NCAA Mega-Deal For Carbonated Sugar Water

FROM ATLANTA come details of Coke’s comprehensive 11 year sponsorship deal with the NCAA. The price tag was $500 million dollars. That’s half a billion dollars (with a “b”).

At a time when the NCAA has been criticized for over commercializing its amateur organization, the Coke deal has raised more than a few eyebrows among college athletics critics.

Although NCAA president Myles Brand has stated repeatedly that he favors less commercialism in college athletics, there appears to be some prevarication on that assertion. Brand seems to be splitting hairs. Last year he told The Chronicle of Higher Education, “Commercialization, per se, isn’t bad. It’s how it’s done that can cause a problem.”

Coke is one of the NCAA’s three super sponsors—dubbed “corporate champions” by the association. The others are Pontiac and Cingular. This is part of the NCAA strategy of moving toward a lesser number of big sponsors.

The NCAA-Coke alliance appears to be a win-win arrangement. With its all American mom & apple pie presence, Coke (and its flanker brands Powerade, Dasani and Sprite) stands for fun, energy and refreshment.

Aside from some criticism regarding a lack of nutritional value and contributing to tooth decay, Coke is a relatively safe product for the NCAA to partner with. And with none of the controversy attached to that other popular carbonated beverage—beer.

The long-term 11 year sponsorship gives Coke a much desired beverage category exclusivity. While the $500 million price tag is substantial by anyone’s standards, Coke will be spending a total of $3.14 billion on marketing and other expenditures over the next 12 years (according to Coke’s 2003 annual report).
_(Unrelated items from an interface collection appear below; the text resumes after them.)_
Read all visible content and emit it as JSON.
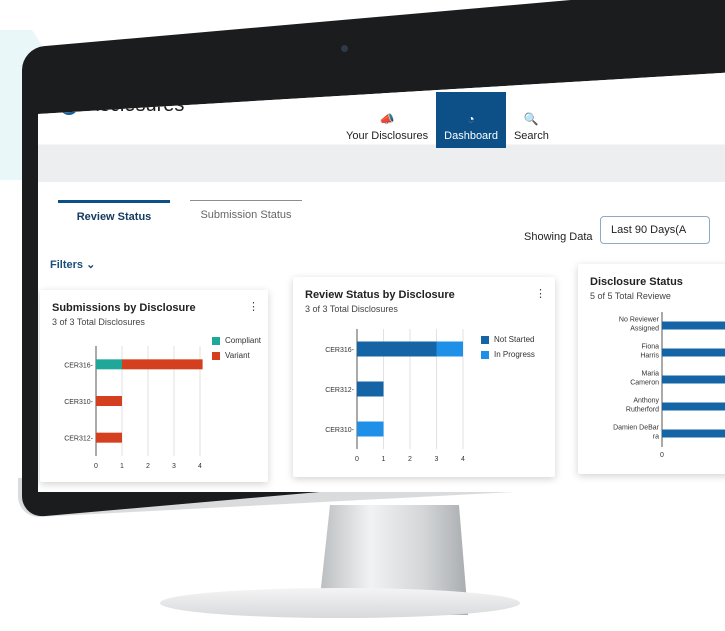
{
  "app": {
    "title": "Disclosures"
  },
  "nav": [
    {
      "label": "Your Disclosures",
      "icon": "megaphone-icon",
      "glyph": "📣",
      "active": false
    },
    {
      "label": "Dashboard",
      "icon": "gauge-icon",
      "glyph": "◔",
      "active": true
    },
    {
      "label": "Search",
      "icon": "search-icon",
      "glyph": "🔍",
      "active": false
    }
  ],
  "tabs": [
    {
      "label": "Review Status",
      "active": true
    },
    {
      "label": "Submission Status",
      "active": false
    }
  ],
  "showing": {
    "label": "Showing Data",
    "value": "Last 90 Days(A"
  },
  "filters": {
    "label": "Filters",
    "chevron": "⌄"
  },
  "cards": {
    "submissions": {
      "title": "Submissions by Disclosure",
      "subtitle_count": "3 of 3",
      "subtitle_label": "Total Disclosures",
      "menu": "⋮"
    },
    "review": {
      "title": "Review Status by Disclosure",
      "subtitle_count": "3 of 3",
      "subtitle_label": "Total Disclosures",
      "menu": "⋮"
    },
    "disclosure_status": {
      "title": "Disclosure Status",
      "subtitle_count": "5 of 5",
      "subtitle_label": "Total Reviewe"
    }
  },
  "colors": {
    "primary": "#0d4f87",
    "compliant": "#1fa89a",
    "variant": "#d4401f",
    "not_started": "#1565a6",
    "in_progress": "#1e90e8"
  },
  "chart_data": [
    {
      "type": "bar",
      "orientation": "horizontal",
      "categories": [
        "CER316-",
        "CER310-",
        "CER312-"
      ],
      "series": [
        {
          "name": "Compliant",
          "values": [
            1,
            0,
            0
          ]
        },
        {
          "name": "Variant",
          "values": [
            3.1,
            1,
            1
          ]
        }
      ],
      "xticks": [
        "0",
        "1",
        "2",
        "3",
        "4"
      ],
      "xlim": [
        0,
        4
      ],
      "stacked": true
    },
    {
      "type": "bar",
      "orientation": "horizontal",
      "categories": [
        "CER316-",
        "CER312-",
        "CER310-"
      ],
      "series": [
        {
          "name": "Not Started",
          "values": [
            3,
            1,
            0
          ]
        },
        {
          "name": "In Progress",
          "values": [
            1,
            0,
            1
          ]
        }
      ],
      "xticks": [
        "0",
        "1",
        "2",
        "3",
        "4"
      ],
      "xlim": [
        0,
        4
      ],
      "stacked": true
    },
    {
      "type": "bar",
      "orientation": "horizontal",
      "categories": [
        "No Reviewer Assigned",
        "Fiona Harris",
        "Maria Cameron",
        "Anthony Rutherford",
        "Damien DeBar ra"
      ],
      "series": [
        {
          "name": "",
          "values": [
            1,
            1,
            1,
            1,
            1
          ]
        }
      ],
      "xticks": [
        "0"
      ]
    }
  ]
}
Coke’s revenues in 2003 were $21 billion.

A Coke marketing executive expressed some of the thought process that led up to approving the deal, “Were we nervous? Yes. We were getting married.”

Integral to the deal was Coke’s exclusive access to 87 championships in 22 sports. Some 80% of the 360,000 college athletes play sports other than football and basketball, according to NCAA estimates.


(this 336 word excerpt—along with supportive commentary—was reduced from an 1854 word article in The Chronicle Of Higher Education of 4-6-04)